Guide to Employing Nannies or Other Domestic Workers
July 10, 2014
Thousands of households in California employ nannies or other domestic workers, such as housekeepers, cooks, maids, gardeners, companions, au pairs, home health aides, personal attendants, and more. Domestic workers may live outside or within the home in which they are employed. As of 1974, the Fair Labor Standards Act (FLSA) was amended to regulate domestic work, starting a new trend of both federal and state employment regulations related to this type of work. If you currently or are planning to employ any type of domestic worker, always make sure you are in compliance with the laws to avoid legal problems. The following is a brief guide for employers of domestic worker in California.
Written Employment Contracts
Under most circumstances, the law does not require you to have a written employment contract with a domestic worker. However, it is always a good idea to do so to protect yourself from liability should the employment relationship break down. An employee may file a lawsuit alleging that you promised more pay, hours off, or other benefits, and a signed written contract is concrete evidence of your agreement with your domestic worker.
All domestic workers are entitled to receive minimum wage under both federal and state laws, with the sole exception of babysitters under 18 years of age. As of July 1, 2014, the minimum wage in California is $9.00 per hour. On January 1, 2016, the state minimum wage will increase to $10.00 per hour. Note that some cities in California have instituted a higher minimum wage. For example, if you live in San Francisco, you must pay at least $10.55 per hour. Always check the laws in your city to make sure you are in compliance.
Domestic workers are entitled to overtime pay at a rate of 1.5 times their regular hourly pay. Overtime rates must be paid for the following hours worked:
Work over 8 hours per day or 40 hours per week;
Work on the 7th consecutive day—first 8 hours of work is 1.5x regular pay and any additional hours on the 7th day requires 2x regular pay; and
2x regular pay for work over 12 hours per day.
There are also additional guidelines for certain types of domestic workers, such as personal attendants or live-in workers.
Meal and Rest Breaks
Domestic workers (with the exception of personal attendants) have the legal right to the following unpaid meal breaks and paid rest breaks:
30-minute meal break after 5 hours of work;
Additional 30 minute meal break after 10 hours of work;
10-minute rest break during a shift of 3.5 to 6 hours;

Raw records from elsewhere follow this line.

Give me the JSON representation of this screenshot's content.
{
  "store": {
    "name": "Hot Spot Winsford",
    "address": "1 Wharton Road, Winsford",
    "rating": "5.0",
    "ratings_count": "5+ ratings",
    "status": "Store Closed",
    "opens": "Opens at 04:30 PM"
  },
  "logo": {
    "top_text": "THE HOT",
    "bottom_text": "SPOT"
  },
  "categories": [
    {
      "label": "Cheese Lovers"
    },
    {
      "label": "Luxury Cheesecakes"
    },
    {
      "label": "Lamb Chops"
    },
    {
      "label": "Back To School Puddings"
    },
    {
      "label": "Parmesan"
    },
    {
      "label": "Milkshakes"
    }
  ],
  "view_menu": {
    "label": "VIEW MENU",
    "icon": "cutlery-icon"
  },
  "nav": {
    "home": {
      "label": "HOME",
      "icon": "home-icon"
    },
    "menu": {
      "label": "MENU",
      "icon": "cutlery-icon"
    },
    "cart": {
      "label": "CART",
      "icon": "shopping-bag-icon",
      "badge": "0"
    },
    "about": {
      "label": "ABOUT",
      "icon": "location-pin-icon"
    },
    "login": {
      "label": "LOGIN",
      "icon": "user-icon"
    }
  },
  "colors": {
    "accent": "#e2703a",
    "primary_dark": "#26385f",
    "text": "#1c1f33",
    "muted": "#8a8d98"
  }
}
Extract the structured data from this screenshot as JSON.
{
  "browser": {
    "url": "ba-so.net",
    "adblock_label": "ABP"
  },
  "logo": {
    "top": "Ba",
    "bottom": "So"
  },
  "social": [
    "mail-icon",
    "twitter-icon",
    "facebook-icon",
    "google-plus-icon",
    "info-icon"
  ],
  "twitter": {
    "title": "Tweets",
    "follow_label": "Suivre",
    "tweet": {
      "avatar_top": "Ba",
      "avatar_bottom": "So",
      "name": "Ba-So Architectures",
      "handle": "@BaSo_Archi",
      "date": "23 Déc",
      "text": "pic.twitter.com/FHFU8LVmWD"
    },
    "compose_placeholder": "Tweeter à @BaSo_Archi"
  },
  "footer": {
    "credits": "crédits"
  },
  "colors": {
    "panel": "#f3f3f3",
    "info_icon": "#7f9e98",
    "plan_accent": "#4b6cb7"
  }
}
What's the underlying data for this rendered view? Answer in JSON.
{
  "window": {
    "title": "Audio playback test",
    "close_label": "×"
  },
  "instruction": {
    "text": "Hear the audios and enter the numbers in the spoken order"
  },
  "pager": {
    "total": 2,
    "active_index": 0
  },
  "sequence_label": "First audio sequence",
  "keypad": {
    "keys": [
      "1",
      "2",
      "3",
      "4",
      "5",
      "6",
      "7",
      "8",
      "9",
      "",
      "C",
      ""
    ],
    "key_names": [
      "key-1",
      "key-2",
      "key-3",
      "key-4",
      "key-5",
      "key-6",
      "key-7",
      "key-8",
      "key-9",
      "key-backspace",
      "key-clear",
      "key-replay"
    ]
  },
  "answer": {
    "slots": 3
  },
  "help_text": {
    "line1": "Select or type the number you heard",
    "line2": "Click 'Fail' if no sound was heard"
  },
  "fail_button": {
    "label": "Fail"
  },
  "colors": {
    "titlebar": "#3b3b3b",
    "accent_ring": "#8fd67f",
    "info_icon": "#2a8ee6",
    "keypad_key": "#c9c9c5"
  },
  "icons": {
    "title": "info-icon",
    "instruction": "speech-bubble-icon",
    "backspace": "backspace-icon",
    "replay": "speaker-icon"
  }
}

20 minutes of total rest breaks for shifts of 6 to 10 hours; and
30 minutes of total rest breaks for shifts of 10 to 14 hours.
Some of these meal and rest breaks may be waived or otherwise agreed upon in a written employment agreement.